There is a growing consensus that gambling is a public health issue and that preventing gambling related harms requires a broad response. Although many policy decisions regarding gambling are made at a national level in the UK, there are clear opportunities to take action at local and regional levels to prevent the negative impacts on individuals, families and local communities. This response goes beyond the statutory roles of licencing authorities to include amongst others the National Health Service (NHS), the third sector, mental health services, homelessness and housing services, financial inclusion support. As evidence continues to emerge to strengthen the link between gambling and a wide range of risk factors and negative consequences, there is also a strong correlation with health inequalities. Because the North of England experiences increasing health inequalities, it offers an opportunity as a specific case study to share learning on reducing gambling-related harms within a geographic area. This article describes an approach to gambling as a public health issue identifying it as needing a cross-cutting, systemwide multisectoral approach to be taken at local and regional levels. Challenges at national and local levels require policy makers to adopt a ‘health in all policy’ approach and use the best evidence in their future decisions to prevent harm. A whole systems approach which aims to reduce poverty and health inequalities needs to incorporate gambling harm within place-based planning and draws on the innovative opportunities that exist to engage local stakeholders, builds local leadership and takes a collaborative approach to tackling gambling-related harms. This whole systems approach includes the following: (1) understanding the prevalence of gambling related harms with insights into the consequences and how individuals, their family and friends and wider community are affected; (2) ensuring tackling gambling harms is a key public health commitment at all levels by including it in strategic plans, with meaningful outcome measures, and communicating this to partners; (3) understanding the assets and resources available in the public, private and voluntary sectors and identifying what actions are underway; (4) raising awareness and sharing data, developing a compelling narrative and involving people who have been harmed and are willing to share their experience; (5) ensuring all regulatory authorities help tackle gambling-related harms under a ‘whole council’ approach.

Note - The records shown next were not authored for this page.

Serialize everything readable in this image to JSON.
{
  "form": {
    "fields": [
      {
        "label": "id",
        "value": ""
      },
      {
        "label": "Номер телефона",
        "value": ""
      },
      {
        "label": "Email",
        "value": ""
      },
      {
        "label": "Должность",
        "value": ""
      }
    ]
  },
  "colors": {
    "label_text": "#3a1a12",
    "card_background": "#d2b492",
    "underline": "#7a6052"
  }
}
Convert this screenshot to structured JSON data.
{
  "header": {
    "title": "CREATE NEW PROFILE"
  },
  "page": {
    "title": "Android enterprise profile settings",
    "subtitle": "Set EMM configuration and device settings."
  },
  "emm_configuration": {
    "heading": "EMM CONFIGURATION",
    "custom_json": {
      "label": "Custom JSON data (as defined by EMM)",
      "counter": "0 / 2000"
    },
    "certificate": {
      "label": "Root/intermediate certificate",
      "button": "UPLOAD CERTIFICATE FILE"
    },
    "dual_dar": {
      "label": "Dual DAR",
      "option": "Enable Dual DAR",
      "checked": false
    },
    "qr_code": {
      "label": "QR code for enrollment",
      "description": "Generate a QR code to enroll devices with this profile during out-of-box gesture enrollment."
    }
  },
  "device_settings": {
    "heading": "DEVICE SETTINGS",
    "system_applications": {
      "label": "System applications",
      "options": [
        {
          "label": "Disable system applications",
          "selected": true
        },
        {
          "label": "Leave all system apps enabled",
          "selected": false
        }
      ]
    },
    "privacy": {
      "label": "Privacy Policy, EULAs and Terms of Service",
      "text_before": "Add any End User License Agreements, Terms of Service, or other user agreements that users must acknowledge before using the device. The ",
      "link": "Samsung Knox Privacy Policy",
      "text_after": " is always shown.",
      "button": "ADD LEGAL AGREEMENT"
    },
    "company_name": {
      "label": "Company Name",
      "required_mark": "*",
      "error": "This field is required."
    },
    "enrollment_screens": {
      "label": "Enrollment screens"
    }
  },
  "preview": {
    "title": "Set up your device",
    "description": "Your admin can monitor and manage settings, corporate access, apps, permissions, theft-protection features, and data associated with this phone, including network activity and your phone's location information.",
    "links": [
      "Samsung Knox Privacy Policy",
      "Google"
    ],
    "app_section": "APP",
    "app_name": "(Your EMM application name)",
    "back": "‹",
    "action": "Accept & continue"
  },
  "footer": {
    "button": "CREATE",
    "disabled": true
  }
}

- Commercial determinants of health
- Gambling related harms
- Local authority
- Public health
- Systemwide approach